◆ Activity
Copy every line of the listing that holds the string "handle".

◆ Data records
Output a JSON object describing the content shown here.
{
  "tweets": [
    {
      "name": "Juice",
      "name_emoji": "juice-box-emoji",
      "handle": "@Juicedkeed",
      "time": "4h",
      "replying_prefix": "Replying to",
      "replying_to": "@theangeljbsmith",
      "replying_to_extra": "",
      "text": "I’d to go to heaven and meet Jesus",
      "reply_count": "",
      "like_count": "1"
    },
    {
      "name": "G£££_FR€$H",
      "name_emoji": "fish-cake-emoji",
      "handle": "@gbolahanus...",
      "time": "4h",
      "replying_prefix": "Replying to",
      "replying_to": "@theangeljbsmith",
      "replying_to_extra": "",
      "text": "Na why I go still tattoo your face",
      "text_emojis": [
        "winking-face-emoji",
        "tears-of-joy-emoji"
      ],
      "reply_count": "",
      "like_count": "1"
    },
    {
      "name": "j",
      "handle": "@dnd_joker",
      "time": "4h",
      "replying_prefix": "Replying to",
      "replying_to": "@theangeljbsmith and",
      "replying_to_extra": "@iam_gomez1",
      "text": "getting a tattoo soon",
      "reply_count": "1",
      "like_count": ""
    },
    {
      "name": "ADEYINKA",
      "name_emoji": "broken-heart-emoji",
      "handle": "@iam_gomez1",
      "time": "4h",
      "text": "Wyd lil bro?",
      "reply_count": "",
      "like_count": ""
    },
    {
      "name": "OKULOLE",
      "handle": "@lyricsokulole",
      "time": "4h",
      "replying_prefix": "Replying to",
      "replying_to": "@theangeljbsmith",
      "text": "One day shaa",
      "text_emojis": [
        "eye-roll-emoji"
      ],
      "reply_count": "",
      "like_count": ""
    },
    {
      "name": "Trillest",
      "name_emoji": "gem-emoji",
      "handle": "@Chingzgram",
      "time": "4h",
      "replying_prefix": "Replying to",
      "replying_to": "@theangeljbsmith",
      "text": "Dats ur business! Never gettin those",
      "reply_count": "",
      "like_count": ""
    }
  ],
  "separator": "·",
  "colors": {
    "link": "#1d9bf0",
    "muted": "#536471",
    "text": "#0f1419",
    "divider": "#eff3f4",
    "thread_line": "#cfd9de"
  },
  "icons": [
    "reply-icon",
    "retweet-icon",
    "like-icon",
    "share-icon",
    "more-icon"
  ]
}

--

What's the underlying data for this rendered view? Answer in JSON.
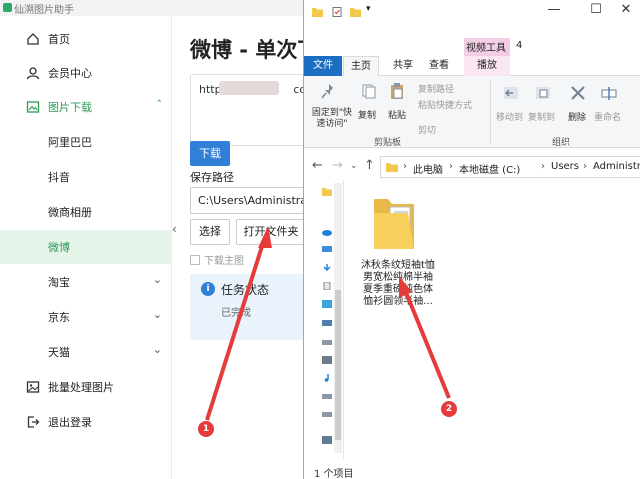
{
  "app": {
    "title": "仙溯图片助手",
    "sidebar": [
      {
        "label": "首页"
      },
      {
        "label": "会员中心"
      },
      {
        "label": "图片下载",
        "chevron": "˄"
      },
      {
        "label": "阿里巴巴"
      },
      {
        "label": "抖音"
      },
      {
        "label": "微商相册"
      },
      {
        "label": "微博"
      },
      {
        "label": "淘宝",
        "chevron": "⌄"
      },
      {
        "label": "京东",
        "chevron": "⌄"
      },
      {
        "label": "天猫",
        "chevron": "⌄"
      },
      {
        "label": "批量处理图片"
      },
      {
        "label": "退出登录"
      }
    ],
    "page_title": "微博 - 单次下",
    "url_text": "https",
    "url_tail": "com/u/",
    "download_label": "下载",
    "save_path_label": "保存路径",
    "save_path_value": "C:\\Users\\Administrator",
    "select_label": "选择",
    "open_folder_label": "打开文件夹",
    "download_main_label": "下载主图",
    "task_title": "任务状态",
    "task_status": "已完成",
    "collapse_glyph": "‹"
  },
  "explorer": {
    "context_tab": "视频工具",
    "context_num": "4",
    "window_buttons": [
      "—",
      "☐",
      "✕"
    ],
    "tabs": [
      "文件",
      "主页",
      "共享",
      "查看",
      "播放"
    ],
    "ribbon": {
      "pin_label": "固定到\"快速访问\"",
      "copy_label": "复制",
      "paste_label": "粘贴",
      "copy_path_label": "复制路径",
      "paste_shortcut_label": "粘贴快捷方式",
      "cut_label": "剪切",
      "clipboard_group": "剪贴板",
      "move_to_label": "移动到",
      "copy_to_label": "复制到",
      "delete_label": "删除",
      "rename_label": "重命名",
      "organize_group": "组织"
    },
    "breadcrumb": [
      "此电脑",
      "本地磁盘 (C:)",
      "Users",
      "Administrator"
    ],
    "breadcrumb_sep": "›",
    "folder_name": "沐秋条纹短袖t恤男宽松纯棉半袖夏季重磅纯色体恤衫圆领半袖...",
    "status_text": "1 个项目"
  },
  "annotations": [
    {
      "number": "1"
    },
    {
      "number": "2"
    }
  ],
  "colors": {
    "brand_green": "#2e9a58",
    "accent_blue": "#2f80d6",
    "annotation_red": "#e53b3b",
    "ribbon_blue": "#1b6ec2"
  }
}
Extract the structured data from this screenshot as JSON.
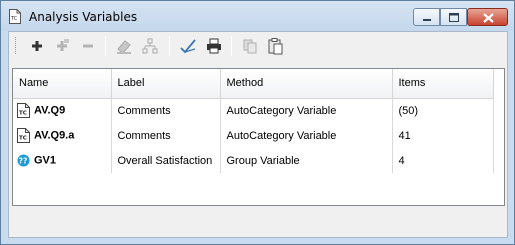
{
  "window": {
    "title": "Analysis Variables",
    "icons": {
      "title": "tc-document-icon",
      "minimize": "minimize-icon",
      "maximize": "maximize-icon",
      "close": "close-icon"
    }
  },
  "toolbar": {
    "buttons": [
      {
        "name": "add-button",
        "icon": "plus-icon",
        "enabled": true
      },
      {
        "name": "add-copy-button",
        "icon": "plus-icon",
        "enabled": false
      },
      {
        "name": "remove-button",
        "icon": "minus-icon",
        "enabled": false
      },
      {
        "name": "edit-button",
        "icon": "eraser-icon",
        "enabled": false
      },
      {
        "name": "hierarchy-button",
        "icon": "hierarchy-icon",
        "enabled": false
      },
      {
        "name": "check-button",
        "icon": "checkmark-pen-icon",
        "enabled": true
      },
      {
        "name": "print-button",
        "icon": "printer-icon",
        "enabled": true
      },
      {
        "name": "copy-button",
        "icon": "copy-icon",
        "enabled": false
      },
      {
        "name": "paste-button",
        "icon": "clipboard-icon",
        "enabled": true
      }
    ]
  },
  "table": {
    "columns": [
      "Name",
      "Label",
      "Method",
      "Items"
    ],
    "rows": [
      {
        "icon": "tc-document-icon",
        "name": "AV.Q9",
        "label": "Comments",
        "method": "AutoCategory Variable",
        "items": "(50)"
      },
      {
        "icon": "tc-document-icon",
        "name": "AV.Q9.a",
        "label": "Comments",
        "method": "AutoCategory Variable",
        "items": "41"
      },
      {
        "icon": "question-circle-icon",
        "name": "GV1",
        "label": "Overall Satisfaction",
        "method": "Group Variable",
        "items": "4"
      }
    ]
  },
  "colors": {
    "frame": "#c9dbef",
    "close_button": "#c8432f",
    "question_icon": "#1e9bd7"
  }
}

◆ Reply
      "handle": "@Juicedkeed",
      "handle": "@gbolahanus...",
      "handle": "@dnd_joker",
      "handle": "@iam_gomez1",
      "handle": "@lyricsokulole",
      "handle": "@Chingzgram",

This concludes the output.